The Psalmist declares that God is not the cause of natural calamities, but rather our shelter and strength and ready help in times when troubles come to us. The Psalmist says, “God is our shelter and strength, always ready to help in times of trouble. So we will not be afraid, even if the earth is shaken and mountains fall into the ocean depths; even if the seas roar and rage, and the hills are shaken by the violence.” (Ps. 46:1-3)

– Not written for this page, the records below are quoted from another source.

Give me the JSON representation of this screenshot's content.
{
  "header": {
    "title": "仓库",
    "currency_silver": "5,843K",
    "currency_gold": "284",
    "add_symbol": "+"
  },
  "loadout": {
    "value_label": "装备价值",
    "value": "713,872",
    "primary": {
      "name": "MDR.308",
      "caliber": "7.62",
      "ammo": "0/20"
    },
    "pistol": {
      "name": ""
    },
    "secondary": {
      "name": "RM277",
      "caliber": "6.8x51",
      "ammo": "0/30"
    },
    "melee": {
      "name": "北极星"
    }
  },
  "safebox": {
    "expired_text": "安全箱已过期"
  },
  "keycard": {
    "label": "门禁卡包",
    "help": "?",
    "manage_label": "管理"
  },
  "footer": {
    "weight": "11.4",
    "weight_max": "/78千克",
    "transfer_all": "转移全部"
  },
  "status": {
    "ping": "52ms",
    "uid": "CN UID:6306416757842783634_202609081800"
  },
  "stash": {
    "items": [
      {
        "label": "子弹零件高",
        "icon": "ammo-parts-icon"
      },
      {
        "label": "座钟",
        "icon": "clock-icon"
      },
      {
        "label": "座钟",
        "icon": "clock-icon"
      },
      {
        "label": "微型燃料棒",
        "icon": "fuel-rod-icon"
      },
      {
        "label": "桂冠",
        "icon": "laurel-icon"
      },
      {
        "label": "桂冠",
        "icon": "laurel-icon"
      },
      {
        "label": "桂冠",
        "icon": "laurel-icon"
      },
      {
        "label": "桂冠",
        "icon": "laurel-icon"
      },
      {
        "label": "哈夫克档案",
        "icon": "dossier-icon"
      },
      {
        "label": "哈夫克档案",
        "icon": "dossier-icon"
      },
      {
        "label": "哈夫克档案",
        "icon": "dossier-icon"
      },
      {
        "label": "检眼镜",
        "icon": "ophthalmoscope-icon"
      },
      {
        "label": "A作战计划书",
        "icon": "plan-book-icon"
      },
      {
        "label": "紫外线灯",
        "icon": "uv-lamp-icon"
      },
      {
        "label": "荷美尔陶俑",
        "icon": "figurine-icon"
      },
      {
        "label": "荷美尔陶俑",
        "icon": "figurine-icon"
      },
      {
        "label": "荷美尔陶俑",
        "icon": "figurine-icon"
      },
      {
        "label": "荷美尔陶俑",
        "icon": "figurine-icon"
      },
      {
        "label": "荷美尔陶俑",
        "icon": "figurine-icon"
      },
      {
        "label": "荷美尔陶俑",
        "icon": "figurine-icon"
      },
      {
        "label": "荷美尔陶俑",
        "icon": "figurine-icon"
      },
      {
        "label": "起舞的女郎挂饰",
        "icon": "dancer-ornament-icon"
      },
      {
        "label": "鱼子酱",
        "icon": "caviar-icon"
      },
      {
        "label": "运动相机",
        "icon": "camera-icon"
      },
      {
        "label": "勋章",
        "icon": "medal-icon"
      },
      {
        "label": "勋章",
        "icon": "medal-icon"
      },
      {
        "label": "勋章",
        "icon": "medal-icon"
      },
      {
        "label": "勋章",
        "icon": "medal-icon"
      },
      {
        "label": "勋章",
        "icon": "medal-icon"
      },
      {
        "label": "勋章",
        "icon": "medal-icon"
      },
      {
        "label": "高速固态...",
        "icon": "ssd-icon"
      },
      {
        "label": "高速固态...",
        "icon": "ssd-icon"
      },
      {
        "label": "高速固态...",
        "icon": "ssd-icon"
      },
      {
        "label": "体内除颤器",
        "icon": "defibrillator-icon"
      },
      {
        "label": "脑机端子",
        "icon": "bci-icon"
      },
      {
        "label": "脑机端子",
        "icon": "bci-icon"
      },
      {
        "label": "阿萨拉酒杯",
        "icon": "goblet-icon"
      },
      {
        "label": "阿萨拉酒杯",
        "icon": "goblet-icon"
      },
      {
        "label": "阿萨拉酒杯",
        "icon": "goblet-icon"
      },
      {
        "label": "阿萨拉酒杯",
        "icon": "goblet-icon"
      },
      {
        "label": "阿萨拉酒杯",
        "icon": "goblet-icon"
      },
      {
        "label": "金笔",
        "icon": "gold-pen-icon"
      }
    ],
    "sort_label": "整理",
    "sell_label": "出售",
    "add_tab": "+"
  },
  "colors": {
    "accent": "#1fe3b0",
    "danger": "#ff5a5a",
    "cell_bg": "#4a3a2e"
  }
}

Natural calamities should serve as reminders for us to realize that there is indeed limit to human power and arrogance. We may be able to cut all the trees and destroy our environment to enrich ourselves; We may be able to arrest, torture, or kill all those who are politically opposing us; We may be able to arrogantly glorify ourselves and build our own beautiful image by manipulating statistics and mass media in order to cover up our corrupt and evil ways; but when calamities strike; nothing, neither wealth, power, nor glory, could ever deliver us from the fury of nature and the judgment of the natural world.
An open letter from Myanmar
Let me share with you for our reflections some of the contents of an open letter forwarded to me from a friend and colleague, Dr. Anna May Say Pa, president of Myanmar Institute of Theology (MIT) located in Insein, Myanmar. She wrote the letter in the light of the aftermath of Cyclone Nargis. The letter says in part:
Once, there was Thabyekyaing village, a quiet coastal village in Labutta township, Ayeyawaddy Division. Once, the laughter of children filled the air as they played football or toke-si-do in the fields and yards. Once, men went out on fishing boats or worked in the fields. Women planted rice, fetched water and firewood and kitchen fires burnt brightly.
Once, on Sunday mornings, the church bell would ring and people would gather to sing, praise and worship God and listen to the pastor, Rev. Maung Bay’s sermon or that of his son, Pastor Klo Htoo. Once, on Lenten days the monastery gong would sound and the Buddhists would go to hear the Sayadaw’s sermons while observing a fast. Once, the village was shady with fruit trees, the gardens with vegetables and the fields green with rice plants or yellow during harvest time.
Now, there is an eerie silence over what once was Thabye Gyaung. The sound of laughter, song and raucous shouting is stilled. The trees, the fields, the houses, school, church, monastery, clinic are no more. Now, what remains is death and destruction, bloated bodies, shattered lives.
On the night of May 2, the Cyclone Nargis with gale force winds, rain and sea water that rose to 17 feet and higher destroyed the village and all the life that had made up that village.
The pastor, Thra Maung Bay died in that disaster. Once, in 1992 Thra Maung Bay had faced flood waters of political in nature in what is known as Bogalay Ayay-Akin (Bogalay Affair). Pro-democracy forces had infiltrated the delta region from across the border. Thra Maung Bay was interrogated, tortured and sent to prison.
But once released, he went back to his village and people, and ministered to them as best as he could in spite of his broken health. His son, Saw Klo Htoo, following the steps of his father went to seminary and became a pastor. But on that fateful night, Pastor Saw Klo Htoo also died. Mrs. Maung Bay survived as she was visiting relatives in Rangoon at that time. Now, she is alone, without family, home and village.
This family’s tragedy is replicated in the areas struck by Cyclone Nargis, Haingyi Island, Labutta, Bogalay, Daydaye, Pyapon, Mawlamyinegyun and Rangoon, and nearby towns. The latest government figure of deaths (12 May ’08) is 85,000. The final figure will surely be higher. Relief work is going on but at a slow rate. Relief goods are accepted but not personnel with expertise. Some camps are experiencing medical problems. Some people still in isolated pockets are without food and water. In Bassein, there are over 2000 survivors in Ko Tha Byu Camp with more arriving every day.
Cry for bleeding, suffering Burma – she is so small, her people struggling so long for survival. It seems as if not only political forces but God Herself/Himself is determined to teach us some sensible lessons. Sermons nowadays sound like platitudes. Our land and our people are being put through the wringer, squeezed dry till there is no more life juice left. Cry with us, cry for us in solidarity in our despair.#